By Dan Streib

Conventional conundrums abound in regards to the timing of states’ presidential primaries this election cycle. In Florida, state Democrats are trying to hold an earlier primary, but doing so violates party laws. The Democratic National Committee leadership is threatening to disallow Florida delegates from attending its 2008 nominating convention unless they obey the scheduling rules. This means Florida primary voters’ ballots might not contribute to the selection of the Democratic presidential candidate. On the other side of the political aisle, the New York Times reported that the Republican Party is threatening to take away half of the delegates of five states for the same reason. Infighting among national and state parties is on the rise. All signs are pointing to a showdown.

Although parties often seem reluctant to pay attention to voter concerns, this is one occasion that merits their attention to ballot-casting members. The old conflict in the parties’ pre-1972 years used to be whether each state primary should have received any attention at all. At the time, they were a mere symbolic measure of voter preference while the major decisions were made in smoky back room deals. Protests in 1968 brought the old way of doing things down, and established state primaries and caucuses as the proper method of selecting presidential nominees. Despite modern American society’s comparatively mellow nature, cautious organizations, such as political parties, would be wise to learn well the lessons of history.

Another point of historical interest was a time when not only primaries were being debated, but the concept of democracy itself was also under fire. That was the time of British Prime Minister Winston Churchill and World War II. When democracy was relatively new, but was simultaneously the post-World War I status quo in Europe and America, it found itself under threat from the likes of fascism and communism.
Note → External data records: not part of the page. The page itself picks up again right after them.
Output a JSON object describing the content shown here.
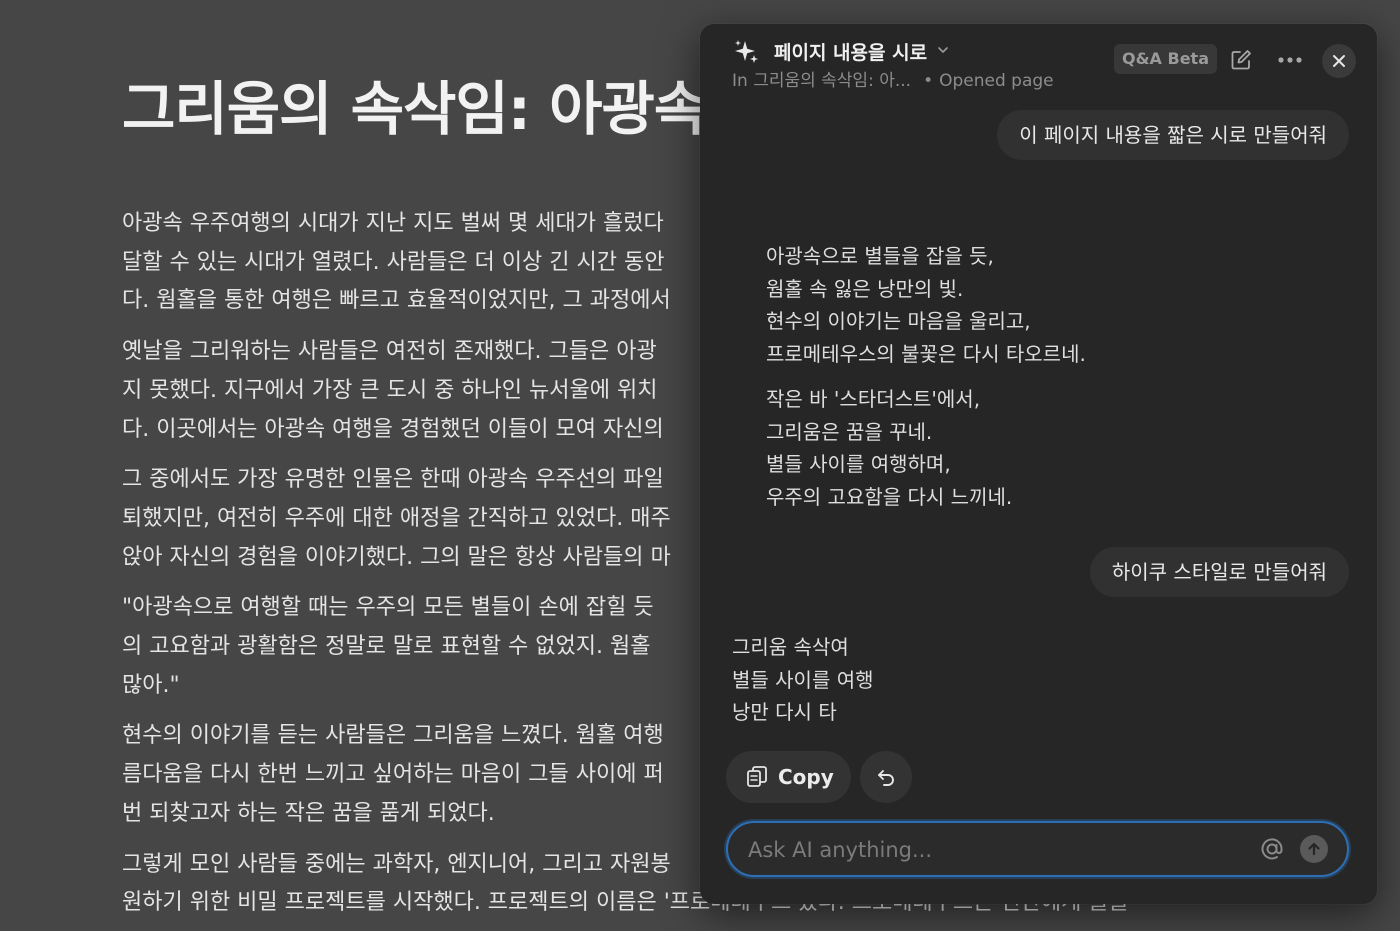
{
  "document": {
    "title": "그리움의 속삭임: 아광속",
    "paragraphs": [
      [
        "아광속 우주여행의 시대가 지난 지도 벌써 몇 세대가 흘렀다",
        "달할 수 있는 시대가 열렸다. 사람들은 더 이상 긴 시간 동안",
        "다. 웜홀을 통한 여행은 빠르고 효율적이었지만, 그 과정에서"
      ],
      [
        "옛날을 그리워하는 사람들은 여전히 존재했다. 그들은 아광",
        "지 못했다. 지구에서 가장 큰 도시 중 하나인 뉴서울에 위치",
        "다. 이곳에서는 아광속 여행을 경험했던 이들이 모여 자신의"
      ],
      [
        "그 중에서도 가장 유명한 인물은 한때 아광속 우주선의 파일",
        "퇴했지만, 여전히 우주에 대한 애정을 간직하고 있었다. 매주",
        "앉아 자신의 경험을 이야기했다. 그의 말은 항상 사람들의 마"
      ],
      [
        "\"아광속으로 여행할 때는 우주의 모든 별들이 손에 잡힐 듯",
        "의 고요함과 광활함은 정말로 말로 표현할 수 없었지. 웜홀",
        "많아.\""
      ],
      [
        "현수의 이야기를 듣는 사람들은 그리움을 느꼈다. 웜홀 여행",
        "름다움을 다시 한번 느끼고 싶어하는 마음이 그들 사이에 퍼",
        "번 되찾고자 하는 작은 꿈을 품게 되었다."
      ],
      [
        "그렇게 모인 사람들 중에는 과학자, 엔지니어, 그리고 자원봉",
        "원하기 위한 비밀 프로젝트를 시작했다. 프로젝트의 이름은 '프로메테우스'였다. 프로메테우스는 인간에게 불을"
      ]
    ]
  },
  "panel": {
    "title": "페이지 내용을 시로",
    "context": "In 그리움의 속삭임: 아...",
    "separator": "•",
    "context_status": "Opened page",
    "badge": "Q&A Beta",
    "messages": {
      "user_1": "이 페이지 내용을 짧은 시로 만들어줘",
      "poem_stanza_1": [
        "아광속으로 별들을 잡을 듯,",
        "웜홀 속 잃은 낭만의 빛.",
        "현수의 이야기는 마음을 울리고,",
        "프로메테우스의 불꽃은 다시 타오르네."
      ],
      "poem_stanza_2": [
        "작은 바 '스타더스트'에서,",
        "그리움은 꿈을 꾸네.",
        "별들 사이를 여행하며,",
        "우주의 고요함을 다시 느끼네."
      ],
      "user_2": "하이쿠 스타일로 만들어줘",
      "haiku": [
        "그리움 속삭여",
        "별들 사이를 여행",
        "낭만 다시 타"
      ]
    },
    "copy_label": "Copy",
    "input": {
      "placeholder": "Ask AI anything...",
      "value": ""
    }
  },
  "colors": {
    "page_background": "#464646",
    "panel_background": "#262626",
    "input_focus_border": "#2d6fb6"
  },
  "icons": [
    "sparkle-icon",
    "chevron-down-icon",
    "new-chat-icon",
    "more-icon",
    "close-icon",
    "copy-icon",
    "undo-icon",
    "at-icon",
    "send-arrow-icon"
  ]
}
That is precisely the time when one of good ole’ Winnie’s many great quotes came in quite handy: “Democracy is the worst form of government except all those other forms that have been tried.” It was a wonderful phrase indeed, but with a little modification it would fit America’s current primary predicament quite nicely. Try this: The primary system in America is the worst system for selecting presidential nominees, except for all those other systems yet to be tried.

Since we, the voters, tend to end up having the final say in how political parties run themselves, it seems prudent that we too examine this spat of intraparty fighting closely. Because Iowa and New Hampshire’s “first-in-the nation” status is what’s causing state primary friction, many questions emerge.

Is it fair that Iowa and New Hampshire’s elections come first?

Should our method of nominating presidents change? Some say that the game of primary musical chairs will lead to a national primary. Is this healthy?

In a similar way that democratic fragility and inefficiency was lauded by tyrants and oppressors in Churchill’s time, the unduly large influence of Iowa and New Hampshire on our nation’s nominating process is despised by those not residing there. Although those that seek to challenge Iowa and New Hampshire’s first-in-the-nation status are not tyrants, they can still be just as mistaken in their reasoning. In reality, the media coverage given to the winner of those two state contests can easily be ignored by citizens from outside those states. In other words, voters in Anchorage have the courage and wherewithal to disagree with those from Des Moines, if they so choose.

The upside to having two small states kick off the election season is that they can serve to give a contender, who does not have the funding to mount a national campaign, the recognition he or she so desperately needs to be a viable candidate. In other words, Iowans and New Hampshireans give a dark horse a place to ride.

This is a valuable quality of our current nominative process that should not be so quickly stripped away by those claiming inefficiency and undue influence.

Despite its flaws, the status quo is correct. So, we citizens of the United States should not hesitate to show support for the worst option. That is, the worst option except for all of the others.